“Just because I’m telling you this story doesn’t mean I’m alive at the end of it,” says O (Blake Lively), a Laguna beach babe who is in love with not one, but two best buddies and self-made drug producers. It’s a cozy threesome: Chon (Taylor Kitsch) is an impulsive Iraq war vet; Ben (Aaron Johnson) is a Buddhist, who uses the drug profits to spread goodwill throughout the world. “Together they’re the perfect man,” notes O. It all comes crashing down when the Mexican drug cartels move north, want some of the boys action, and kidnap O in order to get it. Salma Hayek is the cartel kingpin, Benicio del Toro is her soulless right-hand man, John Travolta plays a crooked DEA agent. This hyper-stylized Oliver Stone film sports some good performances, but squanders any chance at deeper storytelling: Hayek is drug queenpin, but is impossibly weak and emotional; and you would think that eventually O would have to choose between her boys, but the film doesn’t even go there.
Special features include a five-part making-of extra, commentary with Oliver Stone, deleted scenes and an extra gory unrated version.

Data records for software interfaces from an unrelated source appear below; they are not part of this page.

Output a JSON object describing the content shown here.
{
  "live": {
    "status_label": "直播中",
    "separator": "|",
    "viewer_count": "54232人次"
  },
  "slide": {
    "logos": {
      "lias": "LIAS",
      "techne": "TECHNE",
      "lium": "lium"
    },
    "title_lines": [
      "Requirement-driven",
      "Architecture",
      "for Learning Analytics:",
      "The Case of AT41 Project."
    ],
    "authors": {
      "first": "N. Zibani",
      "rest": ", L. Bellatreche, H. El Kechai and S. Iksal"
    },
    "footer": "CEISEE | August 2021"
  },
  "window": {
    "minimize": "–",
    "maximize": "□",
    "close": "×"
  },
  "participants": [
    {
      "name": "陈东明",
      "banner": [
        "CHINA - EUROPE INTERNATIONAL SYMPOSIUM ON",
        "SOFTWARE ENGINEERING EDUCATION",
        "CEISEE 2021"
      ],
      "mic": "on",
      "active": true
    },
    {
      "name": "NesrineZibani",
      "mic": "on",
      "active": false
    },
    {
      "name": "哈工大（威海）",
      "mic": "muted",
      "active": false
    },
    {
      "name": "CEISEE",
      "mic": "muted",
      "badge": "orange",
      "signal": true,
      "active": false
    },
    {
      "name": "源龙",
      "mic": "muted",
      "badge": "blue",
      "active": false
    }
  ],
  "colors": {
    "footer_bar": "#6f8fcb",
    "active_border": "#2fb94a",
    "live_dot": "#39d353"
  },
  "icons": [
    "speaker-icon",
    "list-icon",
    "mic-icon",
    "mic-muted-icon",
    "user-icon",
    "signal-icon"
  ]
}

Poor timing sealed this film’s fate before the reviews came out: The Watch (formerly Neighborhood Watch) released just as things were exploding with the Trayvon Martin case in Florida, therefore the concept of self-appointed neighborhood watchmen seemed pointedly unfunny. Sony changed focus, promoting the fact that the film was really about aliens invading a suburban neighborhood and setting up shop in a Costco, but The Watch isn’t worth the price of admission any way you spin it. Starring Ben Stiller, Vince Vaughn, Jonah Hill, British comic Richard Ayoade; Seth Rogen contributed to the script, which features one phallic joke after another, most of which fall flat. A big flop for Sony.